College of Food, Agricultural, and Environmental Sciences


Lynn E. McCall Colorado Spruce Collection

The Lynn E. McCall Colorado Spruce Collection, near the southwest corner of Lane Avenue and Olentangy River Road, provides a true living memorial. Ohio State University was dear to Lynn McCall's heart. In 1949, he graduated with a business degree, grateful for the many lifelong fraternal friendships, as well as the fine career opportunities that his college had afforded him. He and his future wife, Georgeann, met in their senior year. Graduating together, they became OSU Alumni Association Life Members. They spent their lives enthusiastically cheering our Buckeye teams on to victory.

Like Lynn, Georgeann also found serenity in gardens and places of natural beauty. After Lynn's death in 1992, Georgeann looked at the Chadwick Arboretum as an ideal place to honor Lynn in a garden that is in close proximity to many of their favorite athletic venues. This collection of spruce cultivars was given by Georgeann "Cal" McCall and her children Michael, Scott, Leslie, and Lynn on April 26, 2002, to honor her husband and their father, Lynn E. McCall. Lynn's ashes were interned at the site during the ceremony so that he would forever be part of The Ohio State University.

Picea pungens Colorado Spruce

This "green" Colorado spruce is a wild-type and one of the few green foliage Colorado spruce. This pyramidal evergreen accent tree or large shrub serves as a bold, green focal point in the landscape, especially among the silver or blue foliage types. 

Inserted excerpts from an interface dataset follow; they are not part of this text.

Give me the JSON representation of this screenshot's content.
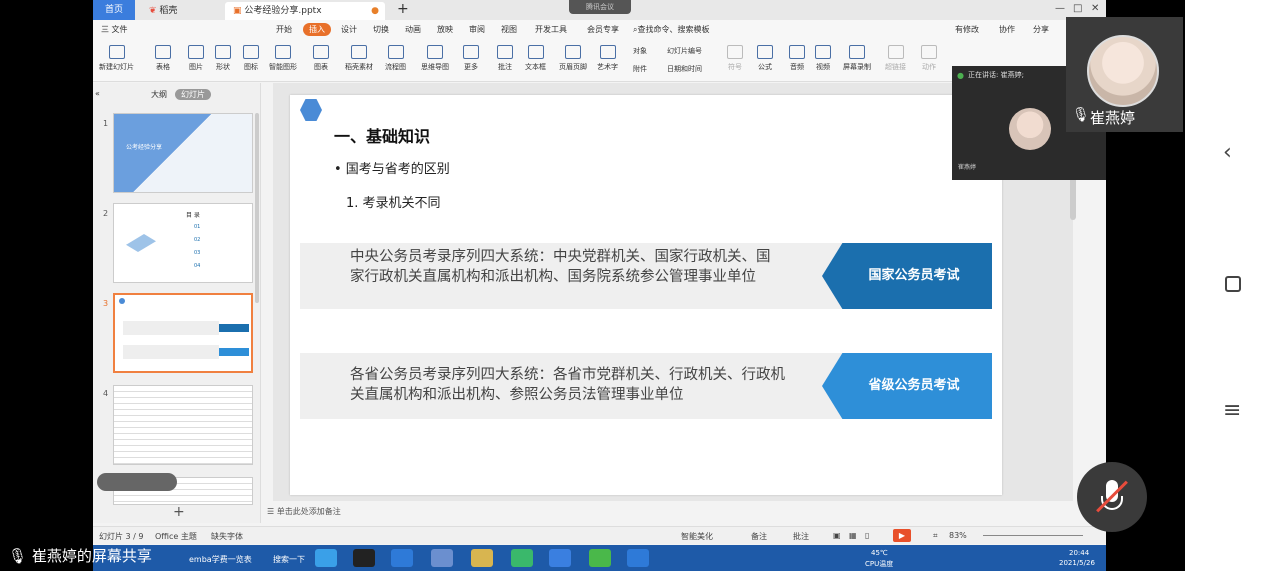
{
  "titlebar": {
    "home_tab": "首页",
    "docer_tab": "稻壳",
    "file_tab": "公考经验分享.pptx",
    "meeting_pill": "腾讯会议",
    "new_tab": "+",
    "win_controls": [
      "—",
      "□",
      "✕"
    ]
  },
  "menu": {
    "file": "三 文件",
    "items": [
      "开始",
      "插入",
      "设计",
      "切换",
      "动画",
      "放映",
      "审阅",
      "视图",
      "开发工具",
      "会员专享"
    ],
    "active_index": 1,
    "search": "查找命令、搜索模板",
    "right": [
      "有修改",
      "协作",
      "分享"
    ]
  },
  "ribbon": {
    "items": [
      "新建幻灯片",
      "表格",
      "图片",
      "形状",
      "图标",
      "智能图形",
      "图表",
      "稻壳素材",
      "流程图",
      "思维导图",
      "更多",
      "批注",
      "文本框",
      "页眉页脚",
      "艺术字",
      "对象",
      "幻灯片编号",
      "附件",
      "日期和时间",
      "符号",
      "公式",
      "音频",
      "视频",
      "屏幕录制",
      "超链接",
      "动作"
    ]
  },
  "leftpane": {
    "tab_outline": "大纲",
    "tab_slides": "幻灯片",
    "thumb1_title": "公考经验分享",
    "thumb2_title": "目 录",
    "thumb2_items": [
      "01",
      "02",
      "03",
      "04"
    ],
    "numbers": [
      "1",
      "2",
      "3",
      "4"
    ],
    "add": "+"
  },
  "slide": {
    "title": "一、基础知识",
    "bullet": "• 国考与省考的区别",
    "sub": "1. 考录机关不同",
    "box1_text": "中央公务员考录序列四大系统：中央党群机关、国家行政机关、国家行政机关直属机构和派出机构、国务院系统参公管理事业单位",
    "box1_tag": "国家公务员考试",
    "box2_text": "各省公务员考录序列四大系统：各省市党群机关、行政机关、行政机关直属机构和派出机构、参照公务员法管理事业单位",
    "box2_tag": "省级公务员考试"
  },
  "notes": "单击此处添加备注",
  "status": {
    "slide_info": "幻灯片 3 / 9",
    "theme": "Office 主题",
    "font": "缺失字体",
    "beautify": "智能美化",
    "notes": "备注",
    "comments": "批注",
    "zoom": "83%"
  },
  "taskbar": {
    "search": "搜索一下",
    "window": "emba学费一览表",
    "temp": "45℃",
    "cpu": "CPU温度",
    "time": "20:44",
    "date": "2021/5/26"
  },
  "call": {
    "speaking": "正在讲话: 崔燕婷;",
    "small_name": "崔燕婷",
    "tile_name": "崔燕婷"
  },
  "share_caption": "崔燕婷的屏幕共享",
  "colors": {
    "accent": "#e8702a",
    "tag_dark": "#1b6fae",
    "tag_light": "#2e8fd8",
    "taskbar": "#1e5aa8"
  }
}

Click Picea pungens for a photograph and one or more links to information about this tree from The Ohio State University Plant Facts, Wikipedia, and/or USDA Plants Database. Or click Plant Search Database and simply enter the botanical name (genus only will work) of any tree on The Ohio State University Columbus campus. If you do not know a tree's botanical name, you can find it by searching the web using the tree's common name. We are in the process of adding QR codes to our plant labels throughout the arboretum. If you are walking in the gardens and see a plant label with a QR code, use your smart phone or tablet QR reader app to access a photograph and description or link to additional information about the tree. If you don't have a QR reader app, you can download one for free from your app store.